8.’Finally, the EEA plus a customs union is the only form of Brexit that gets anywhere near meeting Labour’s six tests, and it also honours our conference resolution commitment to ‘full participation’ in the single market.’ Wrong. The EEA model does not fulfil Labour’s six tests as it is not the full single market due to agriculture and fisheries being excluded.
9. A further point which Stephen failed to elaborate on is that being inside the EEA would also harm our agricultural and fisheries sectors as, not being covered by the EEA, they would face import tariffs into the EU, making them less competitive in one of their largest markets and thus harming their sales and consequently farming and fishing communities.
10. Another point Stephen chooses to omit is that EEA members, such as Norway, also make payments to the EU, contributing to EU cohesion funds for newer EU member states. This means that payments into the EU would continue, whilst the UK would have no say over EU rules – essentially amounting to a situation of taxation without representation.
11. And finally (and perhaps fundamentally), as part of the European Economic Area, non-EU members have to accept all EU single market rules without having a say over them. This is hardly democratic and would put us in the bizarre position of having to be an EU ‘rule taker’, where once we would have had a seat around the negotiating table, framing these very rules.

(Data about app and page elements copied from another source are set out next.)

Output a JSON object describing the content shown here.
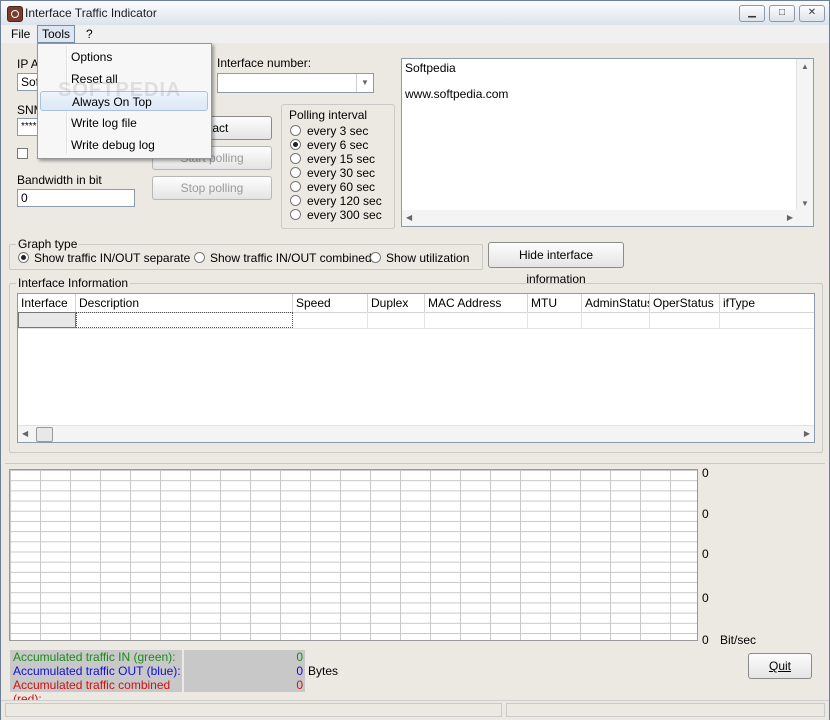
{
  "window": {
    "title": "Interface Traffic Indicator"
  },
  "menu": {
    "file": "File",
    "tools": "Tools",
    "help": "?",
    "tools_items": [
      "Options",
      "Reset all",
      "Always On Top",
      "Write log file",
      "Write debug log"
    ]
  },
  "watermark": "SOFTPEDIA",
  "left": {
    "ip_label": "IP A",
    "ip_value": "Sof",
    "snmp_label": "SNM",
    "snmp_value": "****",
    "bandwidth_label": "Bandwidth in bit",
    "bandwidth_value": "0"
  },
  "interface": {
    "label": "Interface number:",
    "value": ""
  },
  "buttons": {
    "contact": "ontact",
    "start_polling": "Start polling",
    "stop_polling": "Stop polling",
    "hide_info": "Hide interface information",
    "quit": "Quit"
  },
  "polling": {
    "title": "Polling interval",
    "options": [
      "every 3 sec",
      "every 6 sec",
      "every 15 sec",
      "every 30 sec",
      "every 60 sec",
      "every 120 sec",
      "every 300 sec"
    ],
    "selected": "every 6 sec"
  },
  "info_text": {
    "line1": "Softpedia",
    "line2": "www.softpedia.com"
  },
  "graph_type": {
    "title": "Graph type",
    "options": [
      "Show traffic IN/OUT separate",
      "Show traffic IN/OUT combined",
      "Show utilization"
    ],
    "selected": "Show traffic IN/OUT separate"
  },
  "interface_info": {
    "title": "Interface Information",
    "columns": [
      "Interface",
      "Description",
      "Speed",
      "Duplex",
      "MAC Address",
      "MTU",
      "AdminStatus",
      "OperStatus",
      "ifType"
    ]
  },
  "graph": {
    "axis_values": [
      "0",
      "0",
      "0",
      "0",
      "0"
    ],
    "unit": "Bit/sec"
  },
  "counters": {
    "in_label": "Accumulated traffic IN (green):",
    "in_value": "0",
    "out_label": "Accumulated traffic OUT (blue):",
    "out_value": "0",
    "combined_label": "Accumulated traffic combined (red):",
    "combined_value": "0",
    "unit": "Bytes"
  },
  "colors": {
    "in": "#1c8a1c",
    "out": "#1010d0",
    "combined": "#d01010"
  }
}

In a nutshell, it is doubtful that MPs, at this stage in the game, will look to a proposition which would turn this country from being a rule maker into a rule taker, would not solve the issue of the Irish border, would not help farming or fisheries communities, and, where there is no guarantee that it would be reformed to accommodate our interests. Far from having resolved the Brexit problem, it would lead to countless further arguments, dragging out the issue for years more. There are indeed viable policy alternatives to the deal which is being presented by the Government but the ‘Norway’ option is not seen by most people as one of them.